"The journalistic culture in which columnists were the only ones allowed to have a personality, and everyone else's bylines were practically interchangeable, is practically gone," wrote Doree Shafrir in the New York Observer yesterday about how "personal branding" has infected even that holiest of holies, the New York Times. She uses the success of former 'TV Newser' turned Times blogger Brian Stelter as an example of the reversal of protocol that's recently taken place—reporters must now market themselves as specialists from the jump, instead of spending time working different beats until finding a comfortable "sincecure" later in life, in order to prevent themselves from being seen as interchangeable and therefore, redundant. The piece is exactly the kind of thinky, finger-on-pulse thing we've come to expect from Doree Shafrir, who also really likes 'The Hills'!
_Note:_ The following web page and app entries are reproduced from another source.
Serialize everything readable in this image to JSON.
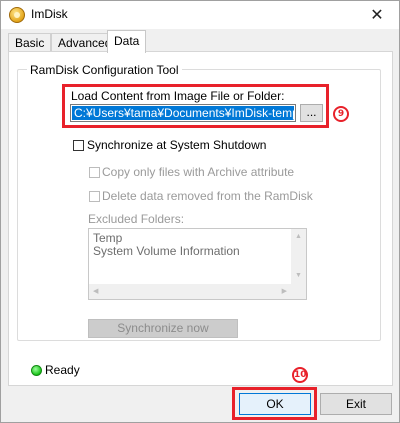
{
  "window": {
    "title": "ImDisk",
    "close_glyph": "✕"
  },
  "tabs": [
    {
      "label": "Basic"
    },
    {
      "label": "Advanced"
    },
    {
      "label": "Data",
      "active": true
    }
  ],
  "group": {
    "title": "RamDisk Configuration Tool"
  },
  "load": {
    "label": "Load Content from Image File or Folder:",
    "value": "C:¥Users¥tama¥Documents¥ImDisk-temp",
    "browse_label": "...",
    "badge": "9"
  },
  "sync": {
    "label": "Synchronize at System Shutdown",
    "checked": false,
    "copy_archive_label": "Copy only files with Archive attribute",
    "delete_removed_label": "Delete data removed from the RamDisk",
    "excluded_label": "Excluded Folders:",
    "excluded_folders": [
      "Temp",
      "System Volume Information"
    ],
    "sync_now_label": "Synchronize now"
  },
  "status": {
    "text": "Ready",
    "color": "#19c319"
  },
  "footer": {
    "ok_label": "OK",
    "exit_label": "Exit",
    "badge": "10"
  },
  "colors": {
    "highlight": "#e8212a",
    "selection": "#0078d7"
  },
  "icons": {
    "app": "imdisk-app-icon",
    "close": "close-icon",
    "status": "green-status-icon"
  }
}
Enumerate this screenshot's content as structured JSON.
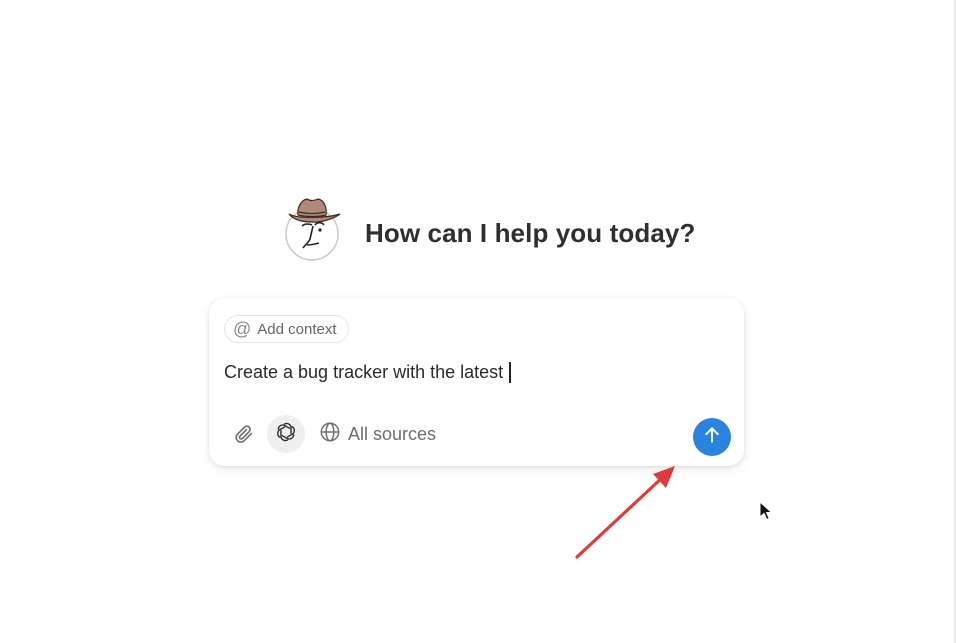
{
  "greeting": {
    "title": "How can I help you today?"
  },
  "composer": {
    "context_chip_label": "Add context",
    "prompt_text": "Create a bug tracker with the latest",
    "sources_label": "All sources"
  },
  "icons": {
    "context": "at-sign-icon",
    "attach": "paperclip-icon",
    "model": "openai-logo-icon",
    "sources": "globe-icon",
    "send": "arrow-up-icon"
  },
  "colors": {
    "send_button": "#2a83dd",
    "annotation_arrow": "#e03a3a",
    "title_text": "#2f2f2f"
  }
}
That's the thing about "personal branding": it might just be a new version of what used to be called "having a distinct voice." The problem comes when people (not Doree, by the way) who don't yet have distinct voices, or maybe never will have them, are forced or force themselves to develop some kind of bloggy webby "platform."

"On Oct. 13, Columbia Journalism School held a day-long workshop called 'Building A Personal Website and Your Online Brand'; the attendees were all 'working journalists.'" Doree wrote. Also, "Today, even Times reporters who are hardly household names are encouraged to set up pages on nytimes.com with a list of their Web site 'picks,' so we can get to know them better."

And per Doree, the epitome of this trend is the woman Vanessa Grigoriadis described as "the most famous young journalist in New York" in New York magazine last week. That would be Julia Allison. Julia is quoted as saying, "I looked around, and I saw that the people who were getting assignments and getting paid really nicely for it were names. They were brands ...Ultimately, you're replaceable if you're not a brand."

So it's not just that "voice" is branding. Some folks really are incredibly brand-conscious.

But while the old conventional wisdom was that this kind of behavior was "blatantly ambitious" and therefore distasteful, "Today, being 'blatantly ambitious' has different overtones; we live in an era in which we've convinced ourselves that nearly any behavior is okay, as long as we're up front about it."

Maybe we're not just talking about the rules of journalism here, but the new rules of being any kind of public person with any kind of internet presence. Where's that line between person and persona, between honesty and intentional self-branding?